Plans: Thin Washoe Valley trees for fire threat |

Plans: Thin Washoe Valley trees for fire threat

Associated Press

The U.S. Forest Service intends to log 2,500 acres of overstocked stands of trees beginning next summer to try to reduce wildfire threats in a large block of forested land between Reno and Carson City.

The thinning project is planned within a 5,600-acre area on the edge of the Washoe Valley west of Washoe Lake, agency officials announced Monday. It’s about 10 miles north of where the Waterfall fire burned about 8,000 acres and destroyed 17 homes near Carson City in July.

The forest west and north of Davis Creek Park and Bowers Mansion is one of the largest pieces of forest in the Eastern Sierra that has not had a major fire in recent years, District Ranger Gary Schiff said.

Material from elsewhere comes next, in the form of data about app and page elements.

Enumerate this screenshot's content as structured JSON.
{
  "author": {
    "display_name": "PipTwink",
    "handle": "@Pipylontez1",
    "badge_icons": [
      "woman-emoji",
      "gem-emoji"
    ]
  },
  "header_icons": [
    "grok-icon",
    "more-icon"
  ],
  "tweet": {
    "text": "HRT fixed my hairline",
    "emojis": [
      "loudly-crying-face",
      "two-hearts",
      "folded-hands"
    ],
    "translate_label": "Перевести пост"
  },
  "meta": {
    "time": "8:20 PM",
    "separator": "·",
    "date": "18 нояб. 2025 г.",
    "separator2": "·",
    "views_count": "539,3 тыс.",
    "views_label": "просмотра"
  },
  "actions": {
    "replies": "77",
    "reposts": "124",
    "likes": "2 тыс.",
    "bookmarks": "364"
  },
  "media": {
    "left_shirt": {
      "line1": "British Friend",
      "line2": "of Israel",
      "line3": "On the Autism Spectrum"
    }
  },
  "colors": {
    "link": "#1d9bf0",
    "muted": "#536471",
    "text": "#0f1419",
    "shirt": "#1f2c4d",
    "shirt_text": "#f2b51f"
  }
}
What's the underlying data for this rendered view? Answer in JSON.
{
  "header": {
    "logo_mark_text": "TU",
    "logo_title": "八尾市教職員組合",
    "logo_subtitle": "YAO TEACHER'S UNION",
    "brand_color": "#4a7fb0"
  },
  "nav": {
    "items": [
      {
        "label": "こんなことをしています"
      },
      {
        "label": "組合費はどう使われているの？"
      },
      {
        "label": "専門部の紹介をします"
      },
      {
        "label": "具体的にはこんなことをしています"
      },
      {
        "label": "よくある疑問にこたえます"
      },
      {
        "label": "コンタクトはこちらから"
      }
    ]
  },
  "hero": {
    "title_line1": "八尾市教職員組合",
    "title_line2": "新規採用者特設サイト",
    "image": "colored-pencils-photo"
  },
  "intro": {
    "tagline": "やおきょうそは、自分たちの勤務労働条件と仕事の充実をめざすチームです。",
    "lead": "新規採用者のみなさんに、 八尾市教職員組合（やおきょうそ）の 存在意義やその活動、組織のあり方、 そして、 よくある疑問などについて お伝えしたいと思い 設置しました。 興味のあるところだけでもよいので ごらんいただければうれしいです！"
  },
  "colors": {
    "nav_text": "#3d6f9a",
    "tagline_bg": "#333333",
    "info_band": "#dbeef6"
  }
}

“What is the legacy we want to leave?” Schiff asked. “Do we want to leave a lot of brush fields and snags or protect the forest that we have?

“We want to leave the trees on the hill,” Schiff said.

Environmentalists say they are generally supportive of the plans, but have some concerns about the size of some trees targeted for removal. They say the biggest fire threats come from small-diameter trees and they’d like to see any trees larger than two-feet thick remain in place.

Schiff said the forest has too many trees of the same age growing too close together. Conditions leave the drought-stressed forest particularly prone to beetle attack and wildfire, according to a report released Monday by the Forest Service.

The plan is to create islands of treated forest that would act as “speed bumps” to slow a fire’s spread and allow firefighters some time to battle a fire, Schiff said. When burning through the treated area, officials hope a fire would keep to the ground rather than grow into a dangerous “crown fire” in which flames jump from treetop to treetop, Schiff said.

“This treatment would protect the area until you get resources to it,” Schiff said.

The area was selected largely due to its proximity to residential neighborhoods, which would be put in jeopardy in the event of a big fire.

“It’s going to greatly reduce the size of any fire that might come in from that direction,” said Jim Underwood, who is helping to organize fire reduction efforts in Galena Forest Estates, north of the project area.

Marge Sill of the Toiyabe chapter of the Sierra Club said her organization supports the project with “some reservations.”

In addition to protecting any trees larger than 24 inches in diameter at chest height, she wants to ensure the project removes brush and the smallest trees that act as “ladder fuels” to spread fire to larger trees.

“In so many logging operations they don’t remove the trees that might be the biggest fire danger,” Sill said.

And after the project is done, Sill said all logging roads accessing the area should be closed so increased public use doesn’t increase fire danger.

Schiff said removal of ladder fuels is a top priority of the project and that roads will be closed to the public after logging.

As the project proceeds, Schiff said he plans to tour treated areas with environmentalists and other interested parties to ensure everyone is satisfied. “We want to work through the project in a way that’s supported by everyone concerned,” he said.